The MCG pitch is officially on notice after copping a poor rating from the International Cricket Council.
After the fourth Ashes Test crawled to a draw in which just 24 wickets fell over five days, the MCG copped what is now the worst-ever rating for an Australian fixture.
No other pitch in Australia has ever received such a rating from the ICC for an international fixture, while the last Test to see the same rating was for Australia's win over India last February, which ended in three days.
Because of this the MCG is likely to receive a warning rather than a financial sanction, according to Cricket Australia.
“We were disappointed that the traditional characteristics of the MCG Pitch did not come to the fore during the Boxing Day Test,” Cricket Australia CEO James Sutherland said.

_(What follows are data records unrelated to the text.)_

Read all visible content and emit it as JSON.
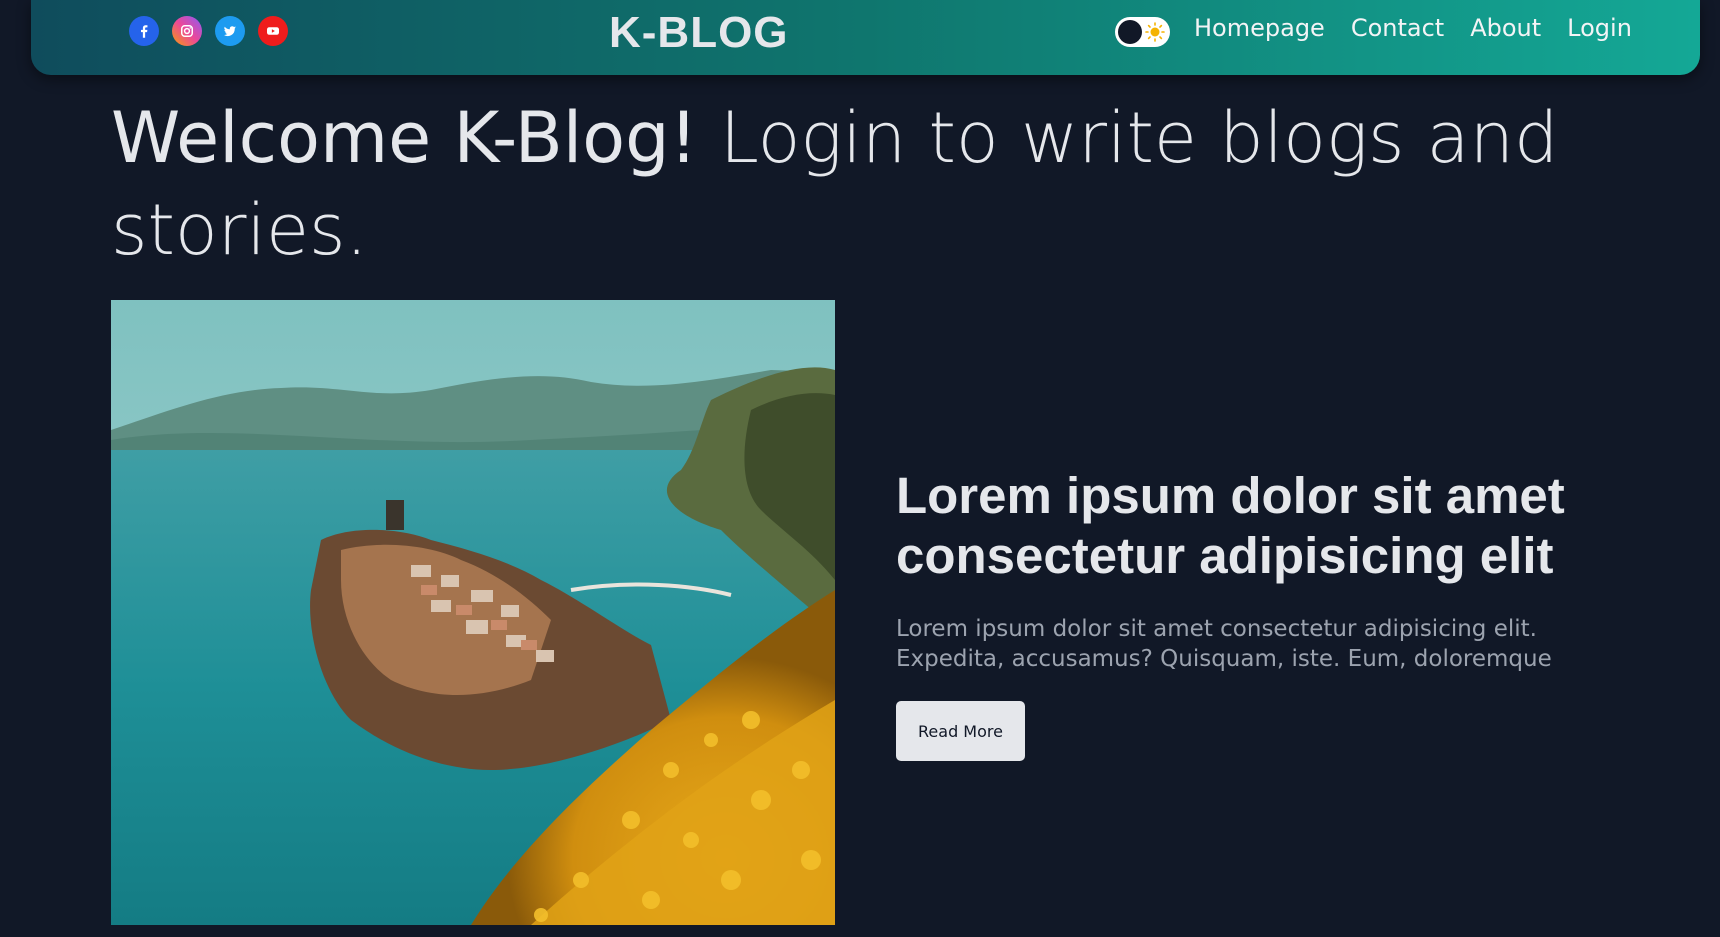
{
  "header": {
    "brand": "K-BLOG",
    "social_icons": [
      "facebook-icon",
      "instagram-icon",
      "twitter-icon",
      "youtube-icon"
    ],
    "nav_links": [
      {
        "label": "Homepage"
      },
      {
        "label": "Contact"
      },
      {
        "label": "About"
      },
      {
        "label": "Login"
      }
    ]
  },
  "hero": {
    "title_strong": "Welcome K-Blog!",
    "title_rest": " Login to write blogs and stories."
  },
  "featured_post": {
    "title": "Lorem ipsum dolor sit amet consectetur adipisicing elit",
    "excerpt": "Lorem ipsum dolor sit amet consectetur adipisicing elit. Expedita, accusamus? Quisquam, iste. Eum, doloremque",
    "button_label": "Read More"
  },
  "colors": {
    "background": "#111827",
    "nav_gradient_start": "#0f4c5c",
    "nav_gradient_end": "#14a896",
    "text": "#e5e7eb",
    "muted_text": "#9ca3af",
    "button_bg": "#e5e7eb"
  }
}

“Such a rating is extremely disappointing for all involved.
“We’ll be taking on board advice from the ICC, players and relevant experts to work with the Melbourne Cricket Club to ensure this rating is not repeated.”
ICC match referee Ranjan Madugalle was concerned about how the pitch did not deteriorate.

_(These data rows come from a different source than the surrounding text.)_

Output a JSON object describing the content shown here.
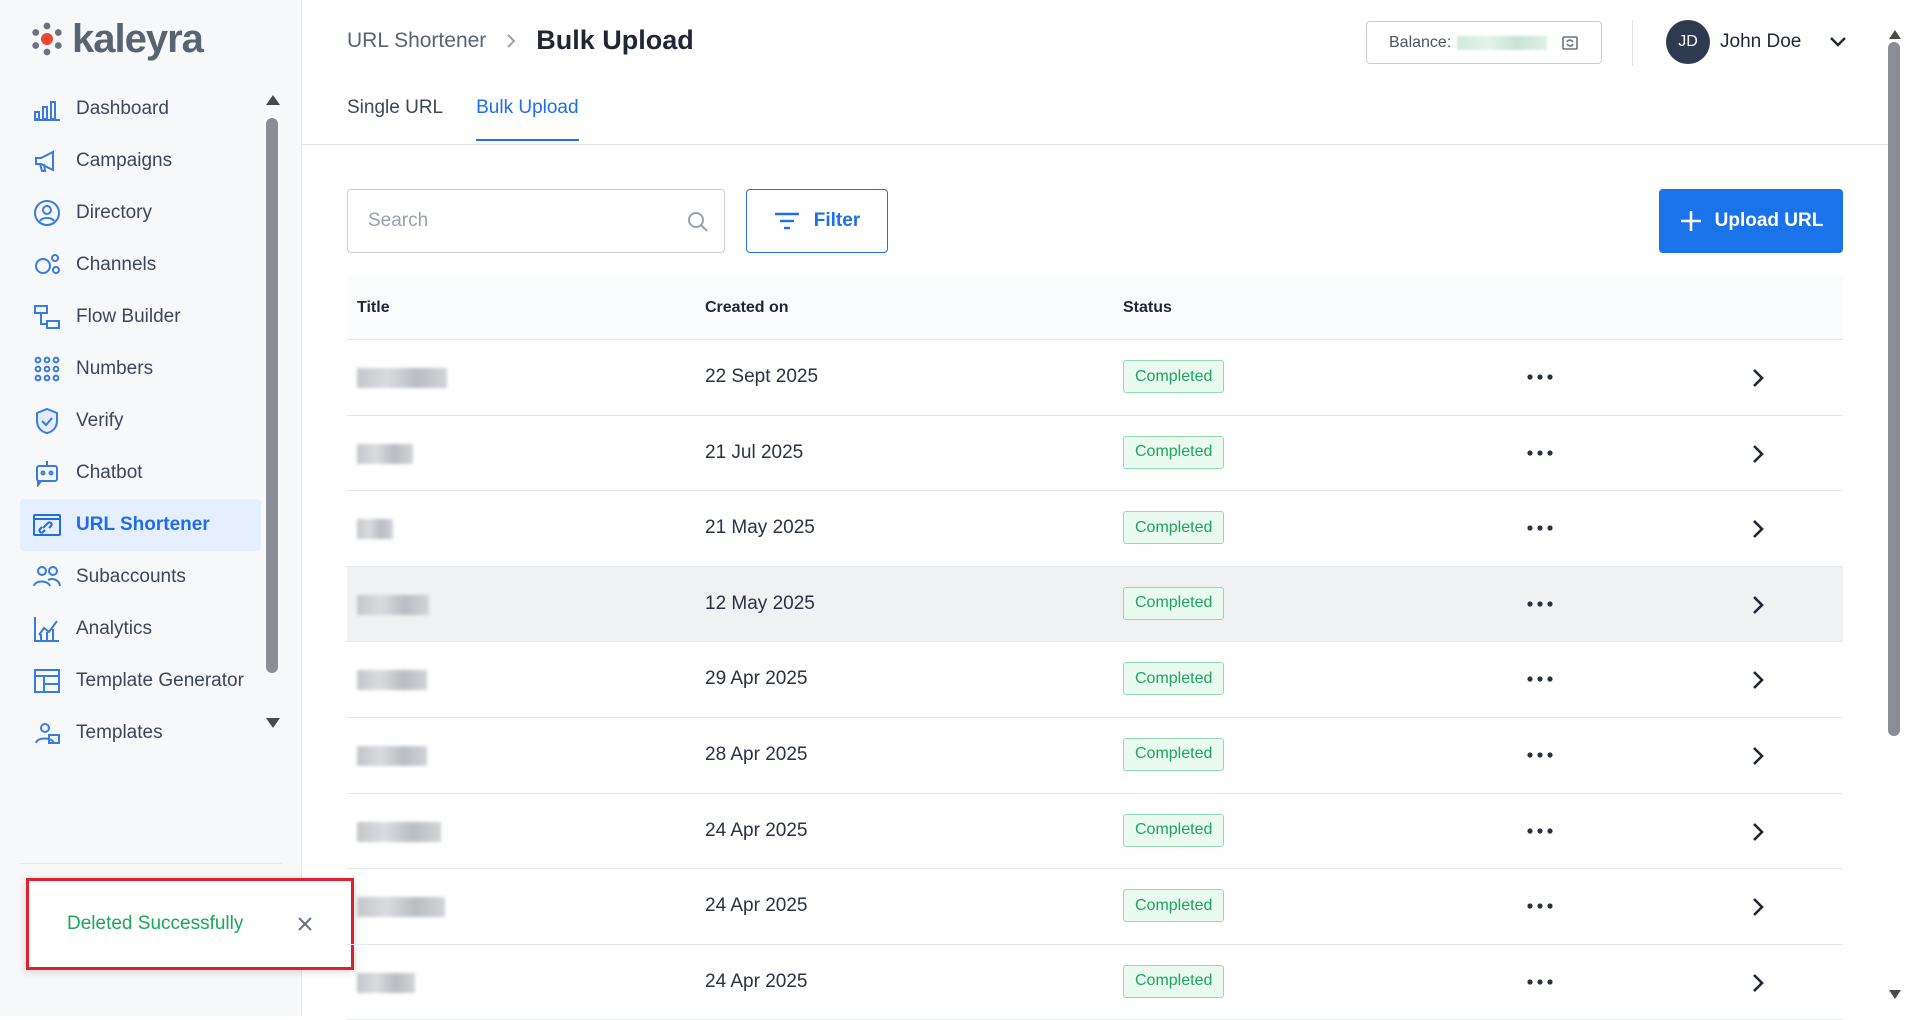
{
  "brand": {
    "name": "kaleyra"
  },
  "sidebar": {
    "items": [
      {
        "label": "Dashboard",
        "icon": "dashboard-icon"
      },
      {
        "label": "Campaigns",
        "icon": "megaphone-icon"
      },
      {
        "label": "Directory",
        "icon": "contact-icon"
      },
      {
        "label": "Channels",
        "icon": "channels-icon"
      },
      {
        "label": "Flow Builder",
        "icon": "flow-builder-icon"
      },
      {
        "label": "Numbers",
        "icon": "dial-pad-icon"
      },
      {
        "label": "Verify",
        "icon": "shield-icon"
      },
      {
        "label": "Chatbot",
        "icon": "chatbot-icon"
      },
      {
        "label": "URL Shortener",
        "icon": "link-icon",
        "active": true
      },
      {
        "label": "Subaccounts",
        "icon": "users-icon"
      },
      {
        "label": "Analytics",
        "icon": "analytics-icon"
      },
      {
        "label": "Template Generator",
        "icon": "template-generator-icon"
      },
      {
        "label": "Templates",
        "icon": "templates-icon"
      }
    ]
  },
  "toast": {
    "message": "Deleted Successfully"
  },
  "header": {
    "breadcrumb_parent": "URL Shortener",
    "breadcrumb_current": "Bulk Upload",
    "balance_label": "Balance:",
    "user_initials": "JD",
    "user_name": "John Doe"
  },
  "tabs": [
    {
      "label": "Single URL",
      "active": false
    },
    {
      "label": "Bulk Upload",
      "active": true
    }
  ],
  "toolbar": {
    "search_placeholder": "Search",
    "filter_label": "Filter",
    "upload_label": "Upload URL"
  },
  "table": {
    "columns": {
      "title": "Title",
      "created_on": "Created on",
      "status": "Status"
    },
    "rows": [
      {
        "created_on": "22 Sept 2025",
        "status": "Completed"
      },
      {
        "created_on": "21 Jul 2025",
        "status": "Completed"
      },
      {
        "created_on": "21 May 2025",
        "status": "Completed"
      },
      {
        "created_on": "12 May 2025",
        "status": "Completed"
      },
      {
        "created_on": "29 Apr 2025",
        "status": "Completed"
      },
      {
        "created_on": "28 Apr 2025",
        "status": "Completed"
      },
      {
        "created_on": "24 Apr 2025",
        "status": "Completed"
      },
      {
        "created_on": "24 Apr 2025",
        "status": "Completed"
      },
      {
        "created_on": "24 Apr 2025",
        "status": "Completed"
      }
    ]
  },
  "colors": {
    "accent": "#1e6ee8",
    "success": "#1aa75a",
    "toast_border": "#e0202a"
  }
}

"The bounce of the MCG pitch was medium, but slow in pace and got slower as the match progressed. The nature of the pitch did not change over the five days and there was no natural deterioration," he said.
"As such, the pitch did not allow an even contest between the bat and the ball as it neither favoured the batsmen too much nor it gave the bowlers sufficient opportunity to take wickets."
Had the Test been held just days later, the ICC's revised pitch rating system would have seen the MCG receive demerit points.
The new system, which takes effect this year, sees venues receive two demerit points for a pitch deemed below average, three demerit points for a pitch deemed poor - such as this one - and five for a pitch rated unfit.
Any venue that receives five demerit points over a five-year period is banned from hosting international fixtures for 12 months, while 10 demerit points equals a two-year ban.